‘Big Girls’ celebrate New Zealand’s ethnic diversity

Big GirlsSeventeen ‘larger than life’ women dancing in the streets of Palmerston North caused a sensation at the city’s International Women’s Day Parade on 8 March. 

The Big Girl giant puppets, designed to celebrate diversity in Aotearoa, represented women from a wide range of communities, including Latin America, South East Asia, Syria, Japan and Samoa. Some had been created collectively this year by women in Palmerston North and the Wellington region through workshops run by Rangiwahia Environmental Arts Centre Trust (REACT) and funded by the New Zealand National Commission for UNESCO.

The Big Girls workshops enable women from all cultures to learn from each other and about each other,” says Bridgette Murphy, Creative Director and Centre Co-ordinator of REACT, which facilitates alternative education spaces promoting artistic expression, lifelong learning, intercultural and intergenerational dialogue.

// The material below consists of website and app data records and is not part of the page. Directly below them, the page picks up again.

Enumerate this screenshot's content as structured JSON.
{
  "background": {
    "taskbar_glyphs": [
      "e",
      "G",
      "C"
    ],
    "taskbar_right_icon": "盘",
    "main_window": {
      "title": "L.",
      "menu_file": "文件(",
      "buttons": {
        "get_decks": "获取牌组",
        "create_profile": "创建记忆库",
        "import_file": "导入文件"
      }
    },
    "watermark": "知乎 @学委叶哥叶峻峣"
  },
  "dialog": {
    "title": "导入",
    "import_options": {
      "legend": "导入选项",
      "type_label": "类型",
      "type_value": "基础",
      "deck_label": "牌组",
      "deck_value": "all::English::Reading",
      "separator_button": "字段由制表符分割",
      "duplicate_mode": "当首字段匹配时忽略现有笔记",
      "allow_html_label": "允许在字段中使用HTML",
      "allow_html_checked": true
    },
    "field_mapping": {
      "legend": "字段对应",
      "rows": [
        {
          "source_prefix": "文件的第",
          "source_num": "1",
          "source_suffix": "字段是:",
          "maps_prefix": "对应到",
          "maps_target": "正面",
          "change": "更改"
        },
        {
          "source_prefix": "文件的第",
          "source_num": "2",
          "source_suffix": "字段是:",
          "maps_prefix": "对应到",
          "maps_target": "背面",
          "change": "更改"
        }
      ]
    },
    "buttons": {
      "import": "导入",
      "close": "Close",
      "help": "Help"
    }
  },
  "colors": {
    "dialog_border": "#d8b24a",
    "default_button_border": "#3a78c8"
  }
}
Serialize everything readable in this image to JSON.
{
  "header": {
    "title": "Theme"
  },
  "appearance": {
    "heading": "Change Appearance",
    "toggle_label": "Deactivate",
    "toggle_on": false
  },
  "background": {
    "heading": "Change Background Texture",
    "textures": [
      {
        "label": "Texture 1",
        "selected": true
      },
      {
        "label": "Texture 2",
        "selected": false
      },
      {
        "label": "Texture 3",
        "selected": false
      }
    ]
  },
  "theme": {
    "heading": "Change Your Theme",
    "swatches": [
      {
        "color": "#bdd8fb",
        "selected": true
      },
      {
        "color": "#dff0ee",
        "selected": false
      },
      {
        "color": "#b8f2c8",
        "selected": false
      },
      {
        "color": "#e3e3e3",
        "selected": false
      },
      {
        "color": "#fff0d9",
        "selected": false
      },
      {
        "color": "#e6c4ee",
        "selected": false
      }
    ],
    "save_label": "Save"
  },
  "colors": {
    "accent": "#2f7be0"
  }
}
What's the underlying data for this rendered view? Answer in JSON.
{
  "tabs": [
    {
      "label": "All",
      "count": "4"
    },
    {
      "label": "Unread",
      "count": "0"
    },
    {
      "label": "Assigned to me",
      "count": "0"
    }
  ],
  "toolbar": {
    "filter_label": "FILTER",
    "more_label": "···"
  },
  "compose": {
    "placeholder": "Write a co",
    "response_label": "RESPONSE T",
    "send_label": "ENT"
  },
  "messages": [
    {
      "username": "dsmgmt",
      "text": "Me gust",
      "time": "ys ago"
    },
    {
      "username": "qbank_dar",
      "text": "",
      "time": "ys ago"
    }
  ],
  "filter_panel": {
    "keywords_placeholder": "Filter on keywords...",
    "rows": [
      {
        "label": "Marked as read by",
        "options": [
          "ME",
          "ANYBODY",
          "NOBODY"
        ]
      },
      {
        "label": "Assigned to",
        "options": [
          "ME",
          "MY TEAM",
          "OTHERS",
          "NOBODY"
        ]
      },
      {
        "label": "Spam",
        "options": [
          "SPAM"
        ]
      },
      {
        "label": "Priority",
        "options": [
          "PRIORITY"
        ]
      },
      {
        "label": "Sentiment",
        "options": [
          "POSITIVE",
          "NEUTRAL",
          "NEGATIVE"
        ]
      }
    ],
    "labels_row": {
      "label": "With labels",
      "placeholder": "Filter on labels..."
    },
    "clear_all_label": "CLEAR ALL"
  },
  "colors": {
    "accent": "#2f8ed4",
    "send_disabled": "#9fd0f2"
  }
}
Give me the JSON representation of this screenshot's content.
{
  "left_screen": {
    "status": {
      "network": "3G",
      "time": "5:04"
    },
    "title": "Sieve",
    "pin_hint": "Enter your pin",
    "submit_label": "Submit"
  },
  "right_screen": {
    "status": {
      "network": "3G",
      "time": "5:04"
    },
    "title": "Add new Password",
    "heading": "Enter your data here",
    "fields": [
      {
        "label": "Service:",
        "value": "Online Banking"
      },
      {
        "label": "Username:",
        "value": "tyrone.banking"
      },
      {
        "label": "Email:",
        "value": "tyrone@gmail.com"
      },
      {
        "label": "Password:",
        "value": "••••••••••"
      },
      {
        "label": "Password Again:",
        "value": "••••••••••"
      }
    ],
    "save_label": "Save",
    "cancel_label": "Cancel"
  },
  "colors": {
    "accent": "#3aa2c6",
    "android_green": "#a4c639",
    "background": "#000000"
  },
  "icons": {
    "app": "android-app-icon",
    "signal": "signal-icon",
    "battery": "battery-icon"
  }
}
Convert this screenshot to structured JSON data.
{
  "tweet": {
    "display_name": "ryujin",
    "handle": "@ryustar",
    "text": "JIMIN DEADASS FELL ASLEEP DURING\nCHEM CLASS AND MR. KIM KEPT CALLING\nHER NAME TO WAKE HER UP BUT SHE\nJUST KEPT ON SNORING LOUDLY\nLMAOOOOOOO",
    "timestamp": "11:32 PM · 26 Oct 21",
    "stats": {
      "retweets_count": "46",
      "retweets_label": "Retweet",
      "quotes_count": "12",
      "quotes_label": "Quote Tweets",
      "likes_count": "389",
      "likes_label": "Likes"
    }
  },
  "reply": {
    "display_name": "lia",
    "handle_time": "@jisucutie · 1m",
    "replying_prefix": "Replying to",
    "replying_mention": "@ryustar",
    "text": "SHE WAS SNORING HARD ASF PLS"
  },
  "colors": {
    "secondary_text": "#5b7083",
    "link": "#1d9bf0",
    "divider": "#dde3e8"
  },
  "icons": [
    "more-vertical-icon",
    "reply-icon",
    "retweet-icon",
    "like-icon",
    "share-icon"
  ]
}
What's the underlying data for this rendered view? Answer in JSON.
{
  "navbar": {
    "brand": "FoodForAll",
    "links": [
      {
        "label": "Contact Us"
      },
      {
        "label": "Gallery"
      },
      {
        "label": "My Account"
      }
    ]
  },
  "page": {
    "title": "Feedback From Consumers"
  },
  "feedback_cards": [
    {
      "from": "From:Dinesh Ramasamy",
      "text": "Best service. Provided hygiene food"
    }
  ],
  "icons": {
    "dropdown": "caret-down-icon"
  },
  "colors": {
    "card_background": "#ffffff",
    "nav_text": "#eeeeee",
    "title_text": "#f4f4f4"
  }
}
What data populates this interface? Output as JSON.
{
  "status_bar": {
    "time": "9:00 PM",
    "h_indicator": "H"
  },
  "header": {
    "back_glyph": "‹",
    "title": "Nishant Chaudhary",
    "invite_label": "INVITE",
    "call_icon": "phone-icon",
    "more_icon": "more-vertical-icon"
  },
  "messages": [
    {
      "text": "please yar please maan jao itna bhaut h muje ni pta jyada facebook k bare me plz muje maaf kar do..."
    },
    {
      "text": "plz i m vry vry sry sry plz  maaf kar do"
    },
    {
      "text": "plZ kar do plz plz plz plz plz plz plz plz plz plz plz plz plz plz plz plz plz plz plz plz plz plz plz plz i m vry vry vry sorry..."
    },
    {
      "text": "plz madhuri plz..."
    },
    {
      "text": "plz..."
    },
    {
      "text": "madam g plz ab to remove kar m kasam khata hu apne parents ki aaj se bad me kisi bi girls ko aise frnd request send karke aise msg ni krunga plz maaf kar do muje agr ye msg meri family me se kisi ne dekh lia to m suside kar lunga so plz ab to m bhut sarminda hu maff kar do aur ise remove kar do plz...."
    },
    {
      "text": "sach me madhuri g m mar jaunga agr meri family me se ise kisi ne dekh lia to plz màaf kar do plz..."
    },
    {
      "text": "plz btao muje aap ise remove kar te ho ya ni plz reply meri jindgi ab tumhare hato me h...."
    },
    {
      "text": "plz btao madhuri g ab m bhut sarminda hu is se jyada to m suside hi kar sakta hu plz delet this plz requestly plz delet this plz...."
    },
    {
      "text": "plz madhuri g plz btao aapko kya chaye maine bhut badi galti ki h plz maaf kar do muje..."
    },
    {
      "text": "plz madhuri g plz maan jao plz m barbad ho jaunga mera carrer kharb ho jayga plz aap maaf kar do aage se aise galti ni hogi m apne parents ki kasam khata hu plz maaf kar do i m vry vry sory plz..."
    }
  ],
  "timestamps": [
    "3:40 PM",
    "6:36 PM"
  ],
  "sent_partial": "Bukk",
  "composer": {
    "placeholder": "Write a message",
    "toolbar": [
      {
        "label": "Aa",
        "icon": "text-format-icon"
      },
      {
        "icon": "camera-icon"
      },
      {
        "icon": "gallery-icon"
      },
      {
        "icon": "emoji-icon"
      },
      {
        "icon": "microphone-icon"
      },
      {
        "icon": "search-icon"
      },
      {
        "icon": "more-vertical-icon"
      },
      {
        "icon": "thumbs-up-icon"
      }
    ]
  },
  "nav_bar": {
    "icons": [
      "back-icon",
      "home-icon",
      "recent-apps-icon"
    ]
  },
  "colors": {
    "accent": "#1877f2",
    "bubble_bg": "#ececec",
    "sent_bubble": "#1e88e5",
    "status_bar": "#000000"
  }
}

This included refugee and migrant women learning English through English Language Partners (ELP) Porirua.

“The tutors saw their students in a new light, and found new ways of approaching learning with them,” says Bridgette. “The concept of ‘scaffolding’ (‘building’ in language terms) was likened to how we built the Big Girls – not only the scaffold of the bamboos and backpacks to support the giant puppets, but also the support that women also gave each other to achieve a united aim, and was used by tutors to help encapsulate learning modules with refugee students.”

Palmerston North is home to over 100 nationalities with 130 languages spoken, and the Big Girls giant puppets highlight the positive contributions these different cultures bring to the city, says Bridgette.

“Locals of Palmerston North were amazed that some of the Porirua-based women who came along included Syrian women who had created their own giant representative. As they led the parade out alongside the Afghani women, I felt the power of these women – not victims as so often portrayed in the media, but real women joining international sisters to celebrate all we are, all we’ve been through, and all we have to live for.”

Robyn Baker, Chair of the New Zealand National Commission for UNESCO, says it was highly appropriate that the Big Girls and their creators joined the parade for International Women’s Day. “It is a day to celebrate the extraordinary acts of women and to stand together as a united force to advance gender equality around the world.”

The Big Girls project was one of 13 major grants funded through the National Commission’s UNESCO Contestable Activity Fund (UCAF). The Big Girls also participated in the Newtown Festival and will have a presence at Cuba Dupa.